* [What is being asked]:
The answer must be an exact copy of the lines from the one containing "Parse this screenshot: output" through the end of the records, with the pictures left out.

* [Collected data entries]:
####

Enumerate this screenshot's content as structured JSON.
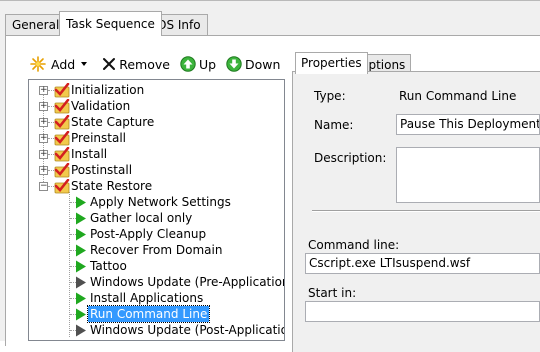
{
  "tabs": [
    {
      "label": "General"
    },
    {
      "label": "Task Sequence"
    },
    {
      "label": "OS Info"
    }
  ],
  "toolbar": {
    "add_label": "Add",
    "remove_label": "Remove",
    "up_label": "Up",
    "down_label": "Down"
  },
  "tree": {
    "groups": [
      {
        "label": "Initialization",
        "expanded": false
      },
      {
        "label": "Validation",
        "expanded": false
      },
      {
        "label": "State Capture",
        "expanded": false
      },
      {
        "label": "Preinstall",
        "expanded": false
      },
      {
        "label": "Install",
        "expanded": false
      },
      {
        "label": "Postinstall",
        "expanded": false
      },
      {
        "label": "State Restore",
        "expanded": true
      }
    ],
    "steps": [
      {
        "label": "Apply Network Settings",
        "icon": "green-play-icon"
      },
      {
        "label": "Gather local only",
        "icon": "green-play-icon"
      },
      {
        "label": "Post-Apply Cleanup",
        "icon": "green-play-icon"
      },
      {
        "label": "Recover From Domain",
        "icon": "green-play-icon"
      },
      {
        "label": "Tattoo",
        "icon": "green-play-icon"
      },
      {
        "label": "Windows Update (Pre-Application Installa",
        "icon": "gray-play-icon"
      },
      {
        "label": "Install Applications",
        "icon": "green-play-icon"
      },
      {
        "label": "Run Command Line",
        "icon": "green-play-icon",
        "selected": true
      },
      {
        "label": "Windows Update (Post-Application Installa",
        "icon": "gray-play-icon"
      }
    ]
  },
  "right_tabs": [
    {
      "label": "Properties"
    },
    {
      "label": "Options"
    }
  ],
  "properties": {
    "type_label": "Type:",
    "type_value": "Run Command Line",
    "name_label": "Name:",
    "name_value": "Pause This Deployment",
    "description_label": "Description:",
    "description_value": "",
    "command_line_label": "Command line:",
    "command_line_value": "Cscript.exe LTIsuspend.wsf",
    "start_in_label": "Start in:",
    "start_in_value": ""
  },
  "colors": {
    "selection": "#3399ff",
    "play_green": "#1fa81f",
    "play_gray": "#505050",
    "check_red": "#d42020",
    "folder_yellow": "#f2c94c"
  }
}
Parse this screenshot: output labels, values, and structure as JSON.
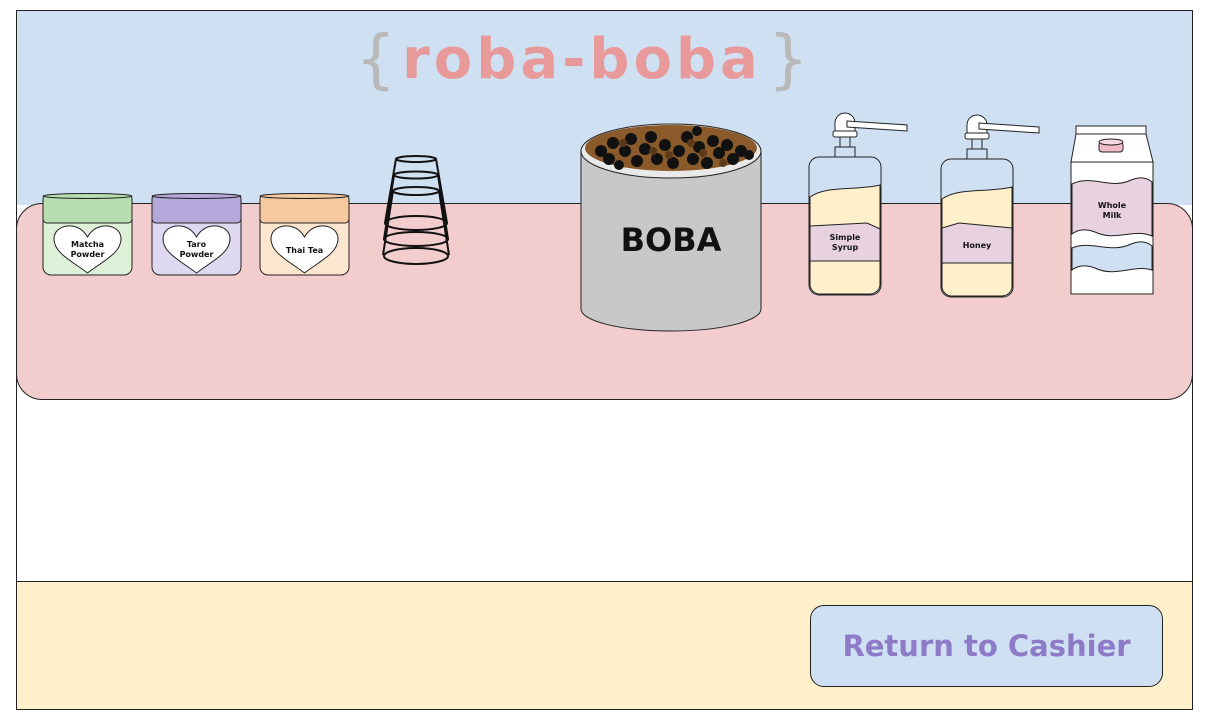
{
  "brand": {
    "brace_open": "{",
    "brace_close": "}",
    "name": "ROBA-BOBA"
  },
  "colors": {
    "sky": "#cfe0f3",
    "counter": "#f3cdcd",
    "floor": "#fff0cc",
    "logo_text": "#e89a9a",
    "logo_brace": "#b9b9b9",
    "button_text": "#8e7bc7"
  },
  "ingredients": {
    "matcha": {
      "line1": "Matcha",
      "line2": "Powder",
      "lid_color": "#b8ddb0",
      "body_color": "#dff0d8"
    },
    "taro": {
      "line1": "Taro",
      "line2": "Powder",
      "lid_color": "#b5a9dc",
      "body_color": "#ded8f0"
    },
    "thai_tea": {
      "line1": "Thai Tea",
      "line2": "",
      "lid_color": "#f7c99e",
      "body_color": "#fde6cf"
    },
    "cups": {
      "icon": "stacked-cups-icon"
    },
    "boba": {
      "label": "BOBA"
    },
    "simple_syrup": {
      "line1": "Simple",
      "line2": "Syrup"
    },
    "honey": {
      "line1": "Honey",
      "line2": ""
    },
    "whole_milk": {
      "line1": "Whole",
      "line2": "Milk"
    }
  },
  "actions": {
    "return_label": "Return to Cashier"
  }
}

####

* [Response to the exercise]:
Parse this screenshot: output labels, values, and structure as JSON.
{
  "brand": {
    "brace_open": "{",
    "brace_close": "}",
    "name": "ROBA-BOBA"
  },
  "colors": {
    "sky": "#cfe0f3",
    "counter": "#f3cdcd",
    "floor": "#fff0cc",
    "logo_text": "#e89a9a",
    "logo_brace": "#b9b9b9",
    "button_text": "#8e7bc7"
  },
  "ingredients": {
    "matcha": {
      "line1": "Matcha",
      "line2": "Powder",
      "lid_color": "#b8ddb0",
      "body_color": "#dff0d8"
    },
    "taro": {
      "line1": "Taro",
      "line2": "Powder",
      "lid_color": "#b5a9dc",
      "body_color": "#ded8f0"
    },
    "thai_tea": {
      "line1": "Thai Tea",
      "line2": "",
      "lid_color": "#f7c99e",
      "body_color": "#fde6cf"
    },
    "cups": {
      "icon": "stacked-cups-icon"
    },
    "boba": {
      "label": "BOBA"
    },
    "simple_syrup": {
      "line1": "Simple",
      "line2": "Syrup"
    },
    "honey": {
      "line1": "Honey",
      "line2": ""
    },
    "whole_milk": {
      "line1": "Whole",
      "line2": "Milk"
    }
  },
  "actions": {
    "return_label": "Return to Cashier"
  }
}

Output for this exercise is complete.